== EXERCISE DETAILS ==
Show each line of the data below that has the string "been" in it.

===== DATA TO PROCESS

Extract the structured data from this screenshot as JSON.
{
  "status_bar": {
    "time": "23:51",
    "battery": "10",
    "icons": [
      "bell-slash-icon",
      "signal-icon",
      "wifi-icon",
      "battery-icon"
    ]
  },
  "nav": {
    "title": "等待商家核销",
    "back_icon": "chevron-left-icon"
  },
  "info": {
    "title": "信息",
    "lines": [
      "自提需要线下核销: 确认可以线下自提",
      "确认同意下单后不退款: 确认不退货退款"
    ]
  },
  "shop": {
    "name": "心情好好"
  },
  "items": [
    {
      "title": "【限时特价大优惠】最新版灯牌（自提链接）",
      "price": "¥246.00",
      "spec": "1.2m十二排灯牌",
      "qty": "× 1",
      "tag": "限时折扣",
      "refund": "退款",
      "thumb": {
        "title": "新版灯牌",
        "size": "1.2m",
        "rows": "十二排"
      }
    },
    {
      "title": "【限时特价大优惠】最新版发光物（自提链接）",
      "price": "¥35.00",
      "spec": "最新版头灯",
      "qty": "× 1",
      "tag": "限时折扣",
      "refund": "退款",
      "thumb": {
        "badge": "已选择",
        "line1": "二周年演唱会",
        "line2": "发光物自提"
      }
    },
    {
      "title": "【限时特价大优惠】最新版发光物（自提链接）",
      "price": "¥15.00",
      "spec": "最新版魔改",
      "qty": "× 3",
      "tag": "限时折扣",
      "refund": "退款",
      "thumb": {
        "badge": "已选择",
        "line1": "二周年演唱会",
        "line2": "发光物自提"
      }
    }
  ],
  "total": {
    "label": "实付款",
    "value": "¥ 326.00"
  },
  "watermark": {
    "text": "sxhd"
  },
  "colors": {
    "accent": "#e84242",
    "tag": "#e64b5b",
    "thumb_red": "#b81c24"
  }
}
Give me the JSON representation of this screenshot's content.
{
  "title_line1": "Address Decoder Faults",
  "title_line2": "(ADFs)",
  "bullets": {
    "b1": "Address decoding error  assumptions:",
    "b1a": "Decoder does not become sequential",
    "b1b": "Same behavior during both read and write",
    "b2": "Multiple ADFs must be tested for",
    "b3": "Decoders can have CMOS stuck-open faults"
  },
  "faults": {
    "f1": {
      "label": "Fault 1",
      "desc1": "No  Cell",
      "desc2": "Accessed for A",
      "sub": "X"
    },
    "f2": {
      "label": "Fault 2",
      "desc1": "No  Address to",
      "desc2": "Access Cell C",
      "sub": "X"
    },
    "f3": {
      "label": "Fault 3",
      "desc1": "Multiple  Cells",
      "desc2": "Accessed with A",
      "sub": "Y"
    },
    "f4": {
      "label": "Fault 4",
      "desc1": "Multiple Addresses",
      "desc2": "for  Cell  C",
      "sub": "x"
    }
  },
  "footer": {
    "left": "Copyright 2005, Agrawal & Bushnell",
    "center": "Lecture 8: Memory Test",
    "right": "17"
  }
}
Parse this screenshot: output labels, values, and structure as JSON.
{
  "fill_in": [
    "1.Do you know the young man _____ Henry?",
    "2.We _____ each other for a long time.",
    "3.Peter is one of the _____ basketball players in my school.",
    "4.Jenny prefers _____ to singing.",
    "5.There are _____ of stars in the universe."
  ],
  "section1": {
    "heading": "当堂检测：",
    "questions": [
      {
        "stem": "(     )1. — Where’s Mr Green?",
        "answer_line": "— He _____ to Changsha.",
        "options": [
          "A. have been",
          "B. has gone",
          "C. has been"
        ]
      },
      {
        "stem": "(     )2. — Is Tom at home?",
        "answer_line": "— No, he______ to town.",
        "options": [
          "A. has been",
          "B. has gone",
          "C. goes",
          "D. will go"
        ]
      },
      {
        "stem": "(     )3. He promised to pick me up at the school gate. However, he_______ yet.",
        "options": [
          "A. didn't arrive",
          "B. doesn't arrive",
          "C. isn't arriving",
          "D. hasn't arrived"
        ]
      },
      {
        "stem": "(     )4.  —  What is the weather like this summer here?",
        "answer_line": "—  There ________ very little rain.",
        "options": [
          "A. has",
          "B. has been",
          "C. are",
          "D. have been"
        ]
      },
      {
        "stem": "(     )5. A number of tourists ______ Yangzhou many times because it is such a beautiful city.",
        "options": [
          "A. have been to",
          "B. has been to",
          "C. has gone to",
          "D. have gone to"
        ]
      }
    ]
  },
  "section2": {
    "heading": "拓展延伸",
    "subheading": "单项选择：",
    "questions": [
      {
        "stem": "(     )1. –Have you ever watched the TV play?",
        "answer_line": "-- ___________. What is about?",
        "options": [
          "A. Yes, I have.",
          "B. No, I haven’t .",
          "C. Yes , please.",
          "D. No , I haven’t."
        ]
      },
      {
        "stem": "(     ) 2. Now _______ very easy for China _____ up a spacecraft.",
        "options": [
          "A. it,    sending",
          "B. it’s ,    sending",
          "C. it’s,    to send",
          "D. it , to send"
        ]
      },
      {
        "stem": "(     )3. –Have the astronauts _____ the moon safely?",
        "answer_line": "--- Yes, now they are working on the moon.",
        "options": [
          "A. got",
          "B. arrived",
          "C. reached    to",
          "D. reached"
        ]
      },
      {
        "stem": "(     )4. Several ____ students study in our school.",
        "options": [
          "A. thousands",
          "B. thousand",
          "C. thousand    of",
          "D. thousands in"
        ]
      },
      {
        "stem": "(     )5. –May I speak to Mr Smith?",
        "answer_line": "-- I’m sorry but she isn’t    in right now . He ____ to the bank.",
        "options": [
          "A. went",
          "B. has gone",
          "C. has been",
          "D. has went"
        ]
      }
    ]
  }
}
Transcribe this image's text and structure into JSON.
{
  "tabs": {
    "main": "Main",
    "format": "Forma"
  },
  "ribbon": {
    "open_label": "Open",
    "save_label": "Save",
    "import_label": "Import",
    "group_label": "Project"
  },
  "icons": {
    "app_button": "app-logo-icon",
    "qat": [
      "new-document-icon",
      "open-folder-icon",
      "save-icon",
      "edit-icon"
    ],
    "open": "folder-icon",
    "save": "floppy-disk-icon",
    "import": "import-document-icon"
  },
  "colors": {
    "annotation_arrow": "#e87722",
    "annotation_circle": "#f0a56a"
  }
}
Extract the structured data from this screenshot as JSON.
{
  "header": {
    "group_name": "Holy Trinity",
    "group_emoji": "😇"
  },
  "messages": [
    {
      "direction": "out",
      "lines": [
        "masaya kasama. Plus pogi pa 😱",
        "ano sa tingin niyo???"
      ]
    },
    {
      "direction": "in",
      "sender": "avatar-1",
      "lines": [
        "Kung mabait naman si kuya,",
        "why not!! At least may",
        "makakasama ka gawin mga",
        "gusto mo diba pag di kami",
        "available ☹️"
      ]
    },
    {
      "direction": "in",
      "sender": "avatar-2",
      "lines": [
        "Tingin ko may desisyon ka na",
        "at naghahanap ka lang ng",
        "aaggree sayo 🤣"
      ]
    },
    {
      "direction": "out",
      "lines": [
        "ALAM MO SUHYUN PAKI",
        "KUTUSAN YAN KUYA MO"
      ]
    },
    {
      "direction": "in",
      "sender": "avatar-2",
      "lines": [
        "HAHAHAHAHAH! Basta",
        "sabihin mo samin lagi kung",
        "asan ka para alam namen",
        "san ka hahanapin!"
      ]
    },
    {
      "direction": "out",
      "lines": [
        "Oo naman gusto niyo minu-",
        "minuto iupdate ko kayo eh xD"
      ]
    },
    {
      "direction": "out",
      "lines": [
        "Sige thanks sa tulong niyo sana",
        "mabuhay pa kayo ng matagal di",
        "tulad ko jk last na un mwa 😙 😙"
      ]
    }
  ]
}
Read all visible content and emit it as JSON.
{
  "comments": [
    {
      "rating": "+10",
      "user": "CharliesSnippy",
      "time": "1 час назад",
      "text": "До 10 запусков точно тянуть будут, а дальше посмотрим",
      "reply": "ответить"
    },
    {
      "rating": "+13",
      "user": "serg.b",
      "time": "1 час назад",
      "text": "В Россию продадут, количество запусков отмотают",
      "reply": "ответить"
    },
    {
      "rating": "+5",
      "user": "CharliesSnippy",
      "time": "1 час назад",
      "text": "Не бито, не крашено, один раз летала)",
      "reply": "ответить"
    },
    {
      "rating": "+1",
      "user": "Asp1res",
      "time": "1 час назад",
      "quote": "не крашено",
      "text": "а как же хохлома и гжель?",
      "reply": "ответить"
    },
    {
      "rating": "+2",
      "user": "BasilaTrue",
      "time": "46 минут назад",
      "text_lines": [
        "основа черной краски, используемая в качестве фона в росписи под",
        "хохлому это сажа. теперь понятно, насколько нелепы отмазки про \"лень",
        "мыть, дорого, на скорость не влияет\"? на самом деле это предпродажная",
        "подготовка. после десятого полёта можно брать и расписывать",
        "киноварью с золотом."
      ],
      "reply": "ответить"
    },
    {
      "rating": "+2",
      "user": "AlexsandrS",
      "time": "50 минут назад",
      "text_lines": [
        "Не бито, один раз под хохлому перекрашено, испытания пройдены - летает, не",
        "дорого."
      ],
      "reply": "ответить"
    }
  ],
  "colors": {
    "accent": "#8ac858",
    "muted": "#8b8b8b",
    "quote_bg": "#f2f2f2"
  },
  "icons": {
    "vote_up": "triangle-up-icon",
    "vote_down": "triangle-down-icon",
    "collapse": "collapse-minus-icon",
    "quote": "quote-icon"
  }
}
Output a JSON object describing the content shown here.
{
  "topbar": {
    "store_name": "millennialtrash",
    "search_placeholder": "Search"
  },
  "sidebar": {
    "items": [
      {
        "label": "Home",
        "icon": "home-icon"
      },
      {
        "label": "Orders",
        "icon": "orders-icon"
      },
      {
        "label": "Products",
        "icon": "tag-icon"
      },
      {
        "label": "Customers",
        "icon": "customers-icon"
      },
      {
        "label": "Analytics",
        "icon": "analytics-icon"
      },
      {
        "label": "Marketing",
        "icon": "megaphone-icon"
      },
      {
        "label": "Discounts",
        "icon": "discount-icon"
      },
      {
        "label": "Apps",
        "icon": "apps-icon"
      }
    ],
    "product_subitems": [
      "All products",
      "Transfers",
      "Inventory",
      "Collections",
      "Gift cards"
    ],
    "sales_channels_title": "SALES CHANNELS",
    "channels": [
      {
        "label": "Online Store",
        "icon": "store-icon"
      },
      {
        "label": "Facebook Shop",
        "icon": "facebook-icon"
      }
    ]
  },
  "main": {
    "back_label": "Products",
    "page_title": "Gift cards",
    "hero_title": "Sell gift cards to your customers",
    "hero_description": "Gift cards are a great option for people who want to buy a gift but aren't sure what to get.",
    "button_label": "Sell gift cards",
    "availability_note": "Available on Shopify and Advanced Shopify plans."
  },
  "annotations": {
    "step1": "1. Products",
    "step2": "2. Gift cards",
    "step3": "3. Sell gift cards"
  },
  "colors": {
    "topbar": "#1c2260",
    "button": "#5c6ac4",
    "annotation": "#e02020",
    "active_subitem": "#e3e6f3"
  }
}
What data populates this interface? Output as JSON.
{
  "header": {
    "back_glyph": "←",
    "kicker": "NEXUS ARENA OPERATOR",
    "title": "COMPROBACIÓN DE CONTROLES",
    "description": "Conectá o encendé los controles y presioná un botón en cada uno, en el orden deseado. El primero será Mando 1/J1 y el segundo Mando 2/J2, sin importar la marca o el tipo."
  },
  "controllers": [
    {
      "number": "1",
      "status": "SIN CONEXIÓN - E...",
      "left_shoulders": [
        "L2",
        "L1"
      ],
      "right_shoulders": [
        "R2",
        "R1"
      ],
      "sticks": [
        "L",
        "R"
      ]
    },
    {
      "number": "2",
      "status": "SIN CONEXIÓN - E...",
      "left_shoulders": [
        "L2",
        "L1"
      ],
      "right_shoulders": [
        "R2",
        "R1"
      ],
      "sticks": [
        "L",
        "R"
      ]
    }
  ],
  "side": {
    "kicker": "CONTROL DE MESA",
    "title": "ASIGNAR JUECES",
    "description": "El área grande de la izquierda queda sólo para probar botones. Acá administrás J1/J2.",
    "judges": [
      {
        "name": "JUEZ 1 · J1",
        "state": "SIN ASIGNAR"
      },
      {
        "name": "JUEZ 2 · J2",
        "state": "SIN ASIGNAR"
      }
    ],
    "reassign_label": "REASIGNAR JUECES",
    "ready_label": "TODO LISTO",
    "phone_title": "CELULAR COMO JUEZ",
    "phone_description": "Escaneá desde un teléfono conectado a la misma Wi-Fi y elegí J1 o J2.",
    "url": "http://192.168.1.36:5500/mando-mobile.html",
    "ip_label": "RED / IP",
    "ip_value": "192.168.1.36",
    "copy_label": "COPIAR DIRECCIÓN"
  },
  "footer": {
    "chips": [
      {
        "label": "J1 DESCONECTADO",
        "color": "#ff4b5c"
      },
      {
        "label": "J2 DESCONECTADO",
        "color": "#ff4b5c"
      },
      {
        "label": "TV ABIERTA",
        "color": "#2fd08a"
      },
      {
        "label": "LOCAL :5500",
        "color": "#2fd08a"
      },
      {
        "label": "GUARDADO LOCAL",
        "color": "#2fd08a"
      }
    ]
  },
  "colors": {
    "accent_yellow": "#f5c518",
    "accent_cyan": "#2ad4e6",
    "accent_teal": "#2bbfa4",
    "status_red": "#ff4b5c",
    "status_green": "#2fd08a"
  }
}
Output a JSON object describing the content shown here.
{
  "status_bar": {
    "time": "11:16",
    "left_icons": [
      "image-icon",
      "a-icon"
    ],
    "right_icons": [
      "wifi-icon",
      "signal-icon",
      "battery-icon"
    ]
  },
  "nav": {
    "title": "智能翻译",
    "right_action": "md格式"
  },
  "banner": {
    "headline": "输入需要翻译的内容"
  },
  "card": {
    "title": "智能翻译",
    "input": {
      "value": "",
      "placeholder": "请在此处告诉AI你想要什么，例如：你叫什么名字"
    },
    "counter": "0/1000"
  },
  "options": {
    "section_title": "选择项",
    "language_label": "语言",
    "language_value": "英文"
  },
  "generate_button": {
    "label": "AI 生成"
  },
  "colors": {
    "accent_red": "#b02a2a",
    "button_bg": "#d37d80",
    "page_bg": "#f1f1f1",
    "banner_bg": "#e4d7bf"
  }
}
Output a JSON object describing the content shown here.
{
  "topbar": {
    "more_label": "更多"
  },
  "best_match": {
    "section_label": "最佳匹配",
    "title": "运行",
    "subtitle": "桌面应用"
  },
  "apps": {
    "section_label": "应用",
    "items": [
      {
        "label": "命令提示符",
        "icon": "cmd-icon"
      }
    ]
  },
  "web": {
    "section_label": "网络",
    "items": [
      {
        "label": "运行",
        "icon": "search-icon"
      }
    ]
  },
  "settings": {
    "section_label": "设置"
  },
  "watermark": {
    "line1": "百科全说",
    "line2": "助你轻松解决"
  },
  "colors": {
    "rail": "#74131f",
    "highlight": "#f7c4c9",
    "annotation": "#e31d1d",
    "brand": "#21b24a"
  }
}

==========

== WRITTEN SOLUTION ==
          "A. have been",
          "C. has been"
          "A. has been",
          "B. has been",
          "D. have been"
          "A. have been to",
          "B. has been to",
          "C. has been",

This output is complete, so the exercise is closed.